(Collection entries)
BEGIN
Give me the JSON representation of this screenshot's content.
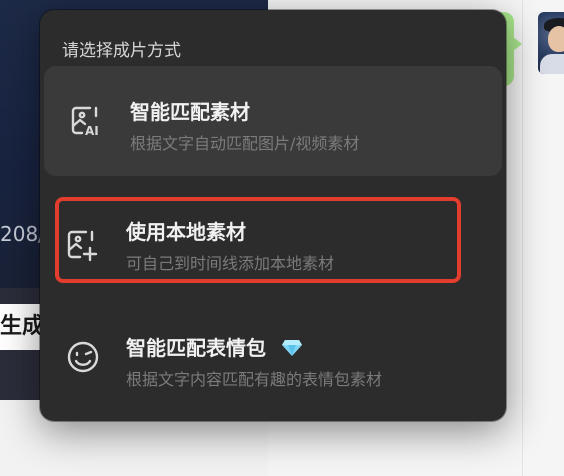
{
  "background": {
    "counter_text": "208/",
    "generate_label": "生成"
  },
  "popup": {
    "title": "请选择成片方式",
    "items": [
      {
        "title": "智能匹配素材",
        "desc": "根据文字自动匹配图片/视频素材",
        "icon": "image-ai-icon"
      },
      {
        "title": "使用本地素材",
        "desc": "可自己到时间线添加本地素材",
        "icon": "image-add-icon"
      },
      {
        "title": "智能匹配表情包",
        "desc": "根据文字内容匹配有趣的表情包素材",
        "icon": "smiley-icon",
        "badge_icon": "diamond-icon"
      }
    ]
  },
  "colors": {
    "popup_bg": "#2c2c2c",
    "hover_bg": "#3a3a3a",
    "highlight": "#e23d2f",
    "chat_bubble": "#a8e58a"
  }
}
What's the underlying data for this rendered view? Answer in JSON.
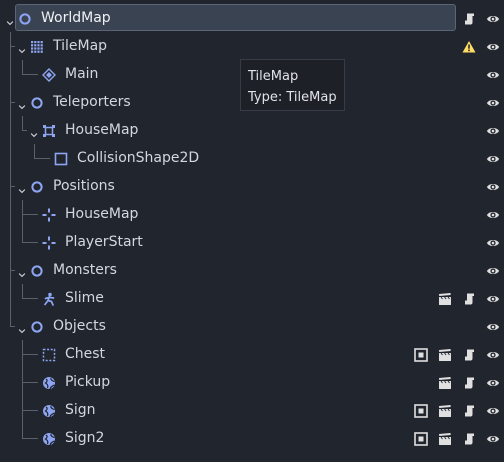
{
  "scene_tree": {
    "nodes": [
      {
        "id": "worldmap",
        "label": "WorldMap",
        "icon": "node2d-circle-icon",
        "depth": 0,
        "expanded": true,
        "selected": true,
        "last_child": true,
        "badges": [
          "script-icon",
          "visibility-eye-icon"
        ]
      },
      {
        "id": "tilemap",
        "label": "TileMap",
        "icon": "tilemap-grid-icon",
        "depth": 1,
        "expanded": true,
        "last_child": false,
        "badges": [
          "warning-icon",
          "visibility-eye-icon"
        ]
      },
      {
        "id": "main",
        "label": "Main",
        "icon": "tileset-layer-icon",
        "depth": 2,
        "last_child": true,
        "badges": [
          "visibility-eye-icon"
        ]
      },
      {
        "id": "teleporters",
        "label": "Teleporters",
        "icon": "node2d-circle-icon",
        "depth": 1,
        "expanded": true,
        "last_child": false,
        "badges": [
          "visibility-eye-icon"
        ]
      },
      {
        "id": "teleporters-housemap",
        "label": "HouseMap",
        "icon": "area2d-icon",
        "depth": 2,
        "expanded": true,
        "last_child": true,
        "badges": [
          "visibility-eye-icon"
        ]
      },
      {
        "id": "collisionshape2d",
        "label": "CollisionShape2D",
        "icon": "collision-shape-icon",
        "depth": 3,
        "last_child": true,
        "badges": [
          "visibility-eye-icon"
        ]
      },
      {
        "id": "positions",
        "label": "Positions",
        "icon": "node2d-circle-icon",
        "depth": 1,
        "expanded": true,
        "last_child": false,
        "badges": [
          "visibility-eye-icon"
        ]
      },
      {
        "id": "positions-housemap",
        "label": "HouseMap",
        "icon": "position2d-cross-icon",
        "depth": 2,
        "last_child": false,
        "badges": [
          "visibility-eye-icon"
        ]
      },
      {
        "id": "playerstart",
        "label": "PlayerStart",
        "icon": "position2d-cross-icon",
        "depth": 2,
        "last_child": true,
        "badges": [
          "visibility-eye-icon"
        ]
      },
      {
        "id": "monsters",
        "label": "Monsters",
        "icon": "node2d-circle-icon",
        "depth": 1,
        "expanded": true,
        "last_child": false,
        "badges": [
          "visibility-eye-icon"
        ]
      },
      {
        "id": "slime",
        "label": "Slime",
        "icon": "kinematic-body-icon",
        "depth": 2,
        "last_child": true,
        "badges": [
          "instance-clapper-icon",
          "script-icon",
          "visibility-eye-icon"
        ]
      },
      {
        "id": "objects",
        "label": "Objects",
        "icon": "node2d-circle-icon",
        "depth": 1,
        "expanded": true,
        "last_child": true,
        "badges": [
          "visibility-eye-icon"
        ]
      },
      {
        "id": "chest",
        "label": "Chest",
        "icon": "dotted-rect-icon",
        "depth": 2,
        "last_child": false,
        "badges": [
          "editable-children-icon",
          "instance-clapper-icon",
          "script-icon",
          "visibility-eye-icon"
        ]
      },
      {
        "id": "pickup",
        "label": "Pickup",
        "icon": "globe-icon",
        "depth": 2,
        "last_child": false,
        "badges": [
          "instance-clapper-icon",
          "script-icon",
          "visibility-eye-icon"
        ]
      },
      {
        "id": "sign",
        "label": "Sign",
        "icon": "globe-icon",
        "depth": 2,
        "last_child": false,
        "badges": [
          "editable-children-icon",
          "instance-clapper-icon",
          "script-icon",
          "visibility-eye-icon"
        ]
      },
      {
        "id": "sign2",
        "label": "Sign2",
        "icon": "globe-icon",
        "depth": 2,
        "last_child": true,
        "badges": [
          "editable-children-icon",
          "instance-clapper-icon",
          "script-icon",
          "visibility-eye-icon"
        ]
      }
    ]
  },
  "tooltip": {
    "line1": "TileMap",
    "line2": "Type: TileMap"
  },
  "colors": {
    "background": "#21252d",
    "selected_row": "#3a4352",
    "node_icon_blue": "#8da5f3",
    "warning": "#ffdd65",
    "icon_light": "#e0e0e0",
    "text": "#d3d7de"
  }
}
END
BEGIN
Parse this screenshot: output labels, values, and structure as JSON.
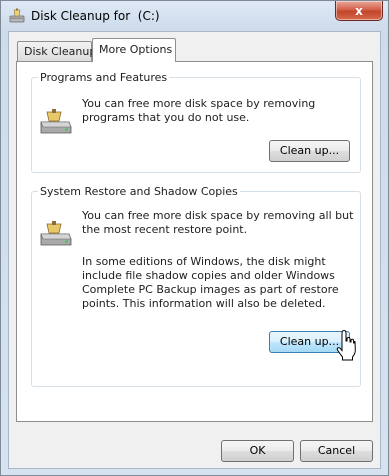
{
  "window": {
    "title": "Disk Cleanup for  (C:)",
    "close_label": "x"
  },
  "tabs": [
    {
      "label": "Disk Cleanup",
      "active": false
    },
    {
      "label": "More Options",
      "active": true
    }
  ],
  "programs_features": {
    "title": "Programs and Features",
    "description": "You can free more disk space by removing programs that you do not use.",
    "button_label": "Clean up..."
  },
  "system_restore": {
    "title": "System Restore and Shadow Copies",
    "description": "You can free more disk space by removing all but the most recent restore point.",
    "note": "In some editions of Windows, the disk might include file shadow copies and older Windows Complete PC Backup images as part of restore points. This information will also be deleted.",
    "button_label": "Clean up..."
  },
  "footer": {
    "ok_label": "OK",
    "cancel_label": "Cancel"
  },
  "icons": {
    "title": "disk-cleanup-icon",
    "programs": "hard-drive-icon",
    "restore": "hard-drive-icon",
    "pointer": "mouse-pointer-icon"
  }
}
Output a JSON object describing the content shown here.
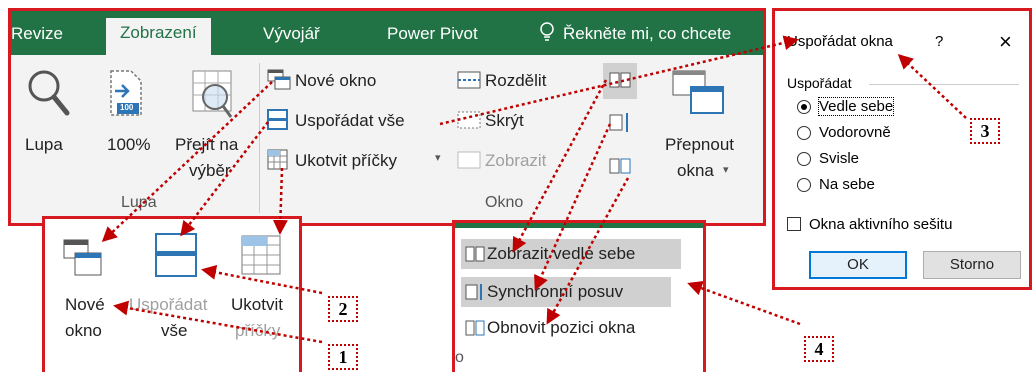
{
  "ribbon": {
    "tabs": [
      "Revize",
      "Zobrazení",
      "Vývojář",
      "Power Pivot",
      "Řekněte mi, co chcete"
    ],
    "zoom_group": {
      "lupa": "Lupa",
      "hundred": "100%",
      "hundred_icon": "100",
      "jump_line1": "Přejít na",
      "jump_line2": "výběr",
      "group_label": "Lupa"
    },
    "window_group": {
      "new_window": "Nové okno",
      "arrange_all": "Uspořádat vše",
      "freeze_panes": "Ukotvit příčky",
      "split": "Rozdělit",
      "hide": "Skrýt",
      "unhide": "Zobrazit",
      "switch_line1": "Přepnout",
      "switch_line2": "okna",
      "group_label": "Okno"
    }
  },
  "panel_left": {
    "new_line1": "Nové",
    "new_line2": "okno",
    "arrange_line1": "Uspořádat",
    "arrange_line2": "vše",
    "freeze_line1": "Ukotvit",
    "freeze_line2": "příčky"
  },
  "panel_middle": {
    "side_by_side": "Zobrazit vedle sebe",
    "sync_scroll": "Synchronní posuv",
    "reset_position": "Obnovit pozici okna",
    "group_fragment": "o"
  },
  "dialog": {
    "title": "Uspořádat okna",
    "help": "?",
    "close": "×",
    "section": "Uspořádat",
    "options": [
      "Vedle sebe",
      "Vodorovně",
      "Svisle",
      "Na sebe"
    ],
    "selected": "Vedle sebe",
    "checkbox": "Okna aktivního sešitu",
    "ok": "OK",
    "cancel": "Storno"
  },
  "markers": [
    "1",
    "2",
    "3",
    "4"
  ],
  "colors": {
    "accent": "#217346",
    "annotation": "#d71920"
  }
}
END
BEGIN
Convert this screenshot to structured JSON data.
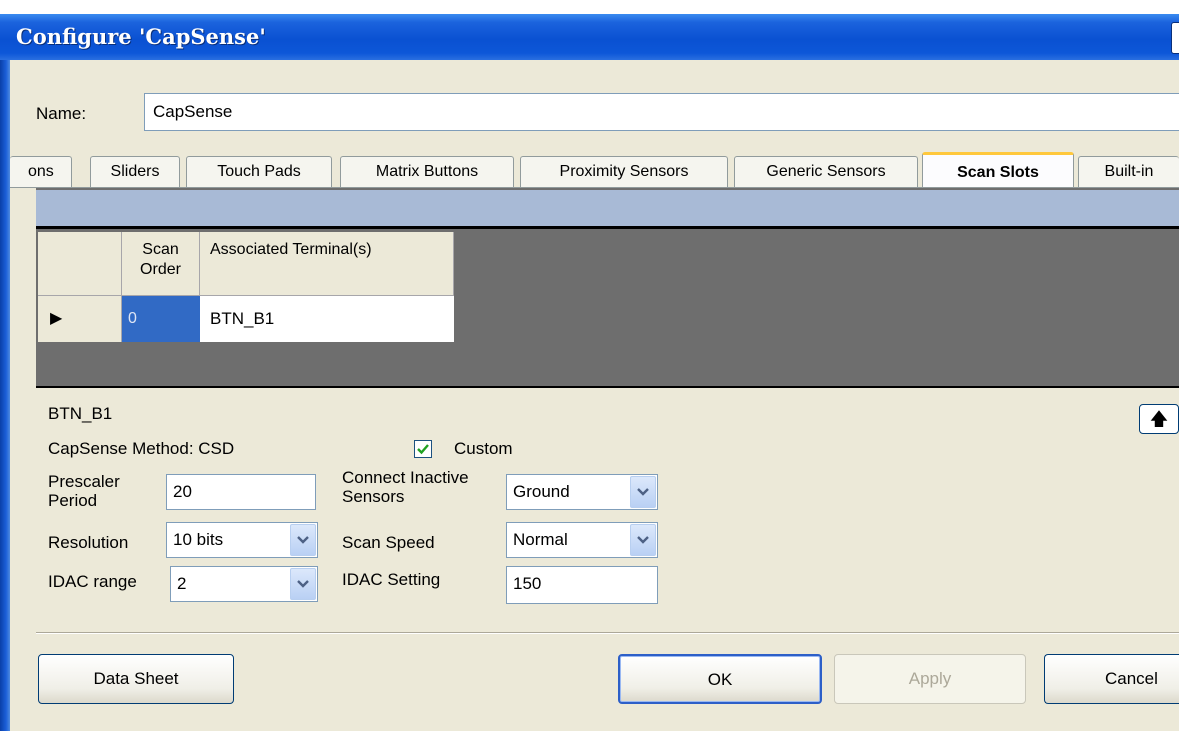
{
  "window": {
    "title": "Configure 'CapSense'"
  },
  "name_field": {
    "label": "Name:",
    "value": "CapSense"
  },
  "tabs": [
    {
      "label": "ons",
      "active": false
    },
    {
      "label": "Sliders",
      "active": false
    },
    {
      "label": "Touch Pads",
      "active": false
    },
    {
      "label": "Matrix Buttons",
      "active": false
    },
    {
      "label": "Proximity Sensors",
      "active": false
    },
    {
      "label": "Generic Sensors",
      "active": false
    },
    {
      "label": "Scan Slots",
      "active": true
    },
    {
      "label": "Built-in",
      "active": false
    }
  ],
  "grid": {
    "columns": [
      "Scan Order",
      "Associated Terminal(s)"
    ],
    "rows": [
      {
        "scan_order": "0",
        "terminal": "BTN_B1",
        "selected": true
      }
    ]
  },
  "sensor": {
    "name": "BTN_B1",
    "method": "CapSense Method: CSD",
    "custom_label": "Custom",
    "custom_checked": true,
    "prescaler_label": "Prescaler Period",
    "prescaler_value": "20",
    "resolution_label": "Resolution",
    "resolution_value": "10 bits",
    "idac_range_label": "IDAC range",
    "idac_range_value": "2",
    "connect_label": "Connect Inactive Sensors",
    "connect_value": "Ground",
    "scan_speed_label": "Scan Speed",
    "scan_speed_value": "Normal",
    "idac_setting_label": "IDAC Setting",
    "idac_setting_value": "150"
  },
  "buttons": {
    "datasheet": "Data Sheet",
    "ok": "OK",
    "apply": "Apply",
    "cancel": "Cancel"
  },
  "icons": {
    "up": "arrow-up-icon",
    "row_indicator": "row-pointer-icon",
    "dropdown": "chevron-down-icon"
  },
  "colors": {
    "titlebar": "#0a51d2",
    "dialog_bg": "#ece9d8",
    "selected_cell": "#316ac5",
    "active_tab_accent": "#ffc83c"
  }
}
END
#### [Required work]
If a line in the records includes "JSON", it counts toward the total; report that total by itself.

#### [Result of this task]
5